  • PublicationPhiladelphia Museum of Art: Handbook of the Collections

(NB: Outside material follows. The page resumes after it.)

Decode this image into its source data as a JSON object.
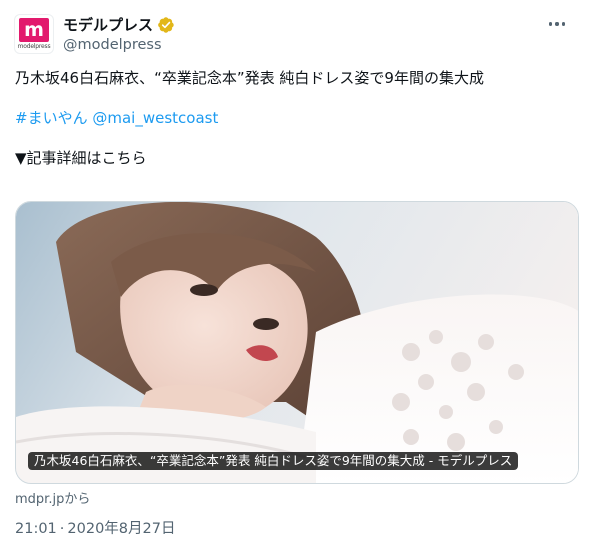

    Between the third and eighth centuries, the metropolis of Teotihuacan, thirty miles northeast of Mexico City, was the largest urban center in the Americas. Although it is known for the frescoes and reliefs that decorate many of its buildings, not much freestanding sculpture was made there, and this figure of an unidentified goddess is a rare survival. She stands in a full frontal pose wearing a feathered skirt and a flat, tiered headdress that further compresses her compact features. The conception of the figure reflects both the slope and panel architecture of Teotihuacan itself as well as the society's belief in a cosmos ruled by impersonal deities beyond human control. However, despite the goddess's austere and distant attitude, the work represents a beneficent deity whose true nature is indicated by her abnormally large, upturned hands, which were the source of life-giving water, seeds, and precious jades. Allen Wardwell, from Philadelphia Museum of Art: Handbook of the Collections (1995), p. 348.